The Zagorohoria’s historical significance can be experienced in its exquisite Byzantine and post-Byzantine churches. After the dismemberment of Byzantium by the Latin Crusaders in 1204, and the Turkish capture of Constantinople in 1453, numerous important Greek families fled the capital for the mountain fastnesses of Epiros. The fortress-like Zagorohoria would safeguard Greek artistic and literary culture; churches in more vulnerable, low-lying parts of Greece suffered widespread damage from the Turks, who were particularly keen on gouging out the eyes of saints in frescoes.
However, the Ottomans also gave the region privileges and autonomy for guarding the mountain passes.

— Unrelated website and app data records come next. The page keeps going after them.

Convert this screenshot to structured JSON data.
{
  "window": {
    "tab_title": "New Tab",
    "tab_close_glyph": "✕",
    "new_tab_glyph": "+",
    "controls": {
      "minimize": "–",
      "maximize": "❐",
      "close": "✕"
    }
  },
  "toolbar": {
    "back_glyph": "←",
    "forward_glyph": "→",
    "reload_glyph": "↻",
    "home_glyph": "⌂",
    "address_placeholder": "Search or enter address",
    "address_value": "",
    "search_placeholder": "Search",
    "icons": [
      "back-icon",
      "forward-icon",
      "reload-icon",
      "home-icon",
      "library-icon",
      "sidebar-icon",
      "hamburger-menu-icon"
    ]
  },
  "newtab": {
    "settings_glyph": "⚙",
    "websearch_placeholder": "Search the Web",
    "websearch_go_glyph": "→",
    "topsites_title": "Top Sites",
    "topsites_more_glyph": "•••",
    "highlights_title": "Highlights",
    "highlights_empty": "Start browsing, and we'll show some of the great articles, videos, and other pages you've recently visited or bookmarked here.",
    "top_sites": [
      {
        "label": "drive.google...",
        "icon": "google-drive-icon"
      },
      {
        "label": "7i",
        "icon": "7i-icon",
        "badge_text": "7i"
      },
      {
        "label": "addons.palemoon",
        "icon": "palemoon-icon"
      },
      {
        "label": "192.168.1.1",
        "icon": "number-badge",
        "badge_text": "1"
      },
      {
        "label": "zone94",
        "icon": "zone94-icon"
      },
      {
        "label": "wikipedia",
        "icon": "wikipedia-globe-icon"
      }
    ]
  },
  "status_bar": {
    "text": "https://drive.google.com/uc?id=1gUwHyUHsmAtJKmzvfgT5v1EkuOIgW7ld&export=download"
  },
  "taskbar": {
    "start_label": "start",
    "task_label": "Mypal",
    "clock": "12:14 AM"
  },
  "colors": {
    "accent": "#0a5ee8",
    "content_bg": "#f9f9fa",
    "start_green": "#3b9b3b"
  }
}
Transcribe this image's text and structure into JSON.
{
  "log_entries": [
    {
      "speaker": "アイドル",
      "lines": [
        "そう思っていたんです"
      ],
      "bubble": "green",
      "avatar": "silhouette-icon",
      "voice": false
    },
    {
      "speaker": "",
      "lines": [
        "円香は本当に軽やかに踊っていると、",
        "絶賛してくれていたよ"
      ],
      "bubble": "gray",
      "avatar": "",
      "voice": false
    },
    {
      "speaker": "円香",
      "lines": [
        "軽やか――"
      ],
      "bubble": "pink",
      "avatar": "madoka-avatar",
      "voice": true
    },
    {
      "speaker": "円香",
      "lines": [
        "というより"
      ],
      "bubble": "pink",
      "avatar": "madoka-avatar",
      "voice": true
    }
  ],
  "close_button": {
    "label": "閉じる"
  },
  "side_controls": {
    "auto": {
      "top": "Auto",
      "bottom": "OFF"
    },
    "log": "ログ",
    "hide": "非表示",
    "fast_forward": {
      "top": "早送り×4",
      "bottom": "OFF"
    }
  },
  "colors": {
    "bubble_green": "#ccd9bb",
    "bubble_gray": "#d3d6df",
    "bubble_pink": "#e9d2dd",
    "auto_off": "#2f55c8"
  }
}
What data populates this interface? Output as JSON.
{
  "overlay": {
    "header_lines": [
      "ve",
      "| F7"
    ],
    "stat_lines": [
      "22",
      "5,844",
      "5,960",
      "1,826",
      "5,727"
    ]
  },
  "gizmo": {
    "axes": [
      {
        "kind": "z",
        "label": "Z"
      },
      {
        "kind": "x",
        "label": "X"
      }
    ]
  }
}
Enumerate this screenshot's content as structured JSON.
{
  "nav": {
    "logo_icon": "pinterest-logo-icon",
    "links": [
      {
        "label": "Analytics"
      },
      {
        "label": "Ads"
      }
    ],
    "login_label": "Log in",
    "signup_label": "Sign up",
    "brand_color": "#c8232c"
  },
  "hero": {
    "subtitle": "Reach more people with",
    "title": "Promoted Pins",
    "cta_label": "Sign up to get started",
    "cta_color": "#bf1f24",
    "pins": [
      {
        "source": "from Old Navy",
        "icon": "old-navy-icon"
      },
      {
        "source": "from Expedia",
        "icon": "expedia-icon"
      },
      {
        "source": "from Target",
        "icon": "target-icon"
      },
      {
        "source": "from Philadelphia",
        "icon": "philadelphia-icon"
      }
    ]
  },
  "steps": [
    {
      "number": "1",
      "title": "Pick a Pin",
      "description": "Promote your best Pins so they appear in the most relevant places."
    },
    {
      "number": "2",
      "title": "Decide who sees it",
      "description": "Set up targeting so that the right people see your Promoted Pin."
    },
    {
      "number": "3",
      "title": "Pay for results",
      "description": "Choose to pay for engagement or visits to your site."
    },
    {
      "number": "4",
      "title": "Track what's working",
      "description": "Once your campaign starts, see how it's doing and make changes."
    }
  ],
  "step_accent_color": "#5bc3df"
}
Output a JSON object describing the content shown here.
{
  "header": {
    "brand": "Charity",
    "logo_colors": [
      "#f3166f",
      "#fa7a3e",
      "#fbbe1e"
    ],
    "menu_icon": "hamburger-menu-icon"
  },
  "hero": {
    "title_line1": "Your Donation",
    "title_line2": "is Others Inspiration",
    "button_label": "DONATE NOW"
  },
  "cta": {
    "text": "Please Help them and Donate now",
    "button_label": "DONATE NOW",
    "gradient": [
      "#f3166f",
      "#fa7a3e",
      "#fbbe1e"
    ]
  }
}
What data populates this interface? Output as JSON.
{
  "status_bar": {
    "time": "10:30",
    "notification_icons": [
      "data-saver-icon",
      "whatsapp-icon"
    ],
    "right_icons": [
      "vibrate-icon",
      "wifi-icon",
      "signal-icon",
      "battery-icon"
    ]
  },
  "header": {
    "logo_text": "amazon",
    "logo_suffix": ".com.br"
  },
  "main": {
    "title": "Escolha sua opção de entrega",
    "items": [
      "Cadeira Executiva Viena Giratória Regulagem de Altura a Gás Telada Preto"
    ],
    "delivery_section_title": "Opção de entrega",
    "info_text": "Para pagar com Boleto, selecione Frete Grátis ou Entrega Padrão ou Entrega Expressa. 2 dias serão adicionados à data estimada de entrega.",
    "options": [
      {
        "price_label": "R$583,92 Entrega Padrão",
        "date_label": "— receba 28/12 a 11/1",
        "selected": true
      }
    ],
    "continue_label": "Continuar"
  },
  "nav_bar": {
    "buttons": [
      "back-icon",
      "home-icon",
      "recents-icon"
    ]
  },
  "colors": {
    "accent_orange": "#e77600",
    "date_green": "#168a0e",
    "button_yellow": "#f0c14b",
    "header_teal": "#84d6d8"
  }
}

This, together with the remittances and gifts sent from the large Epirot diaspora abroad, funded the creation of the matchless Zagori villages and their great churches, in whose lavish decorations we can appreciate what the holy shrines of Byzantium would have looked like in their prime.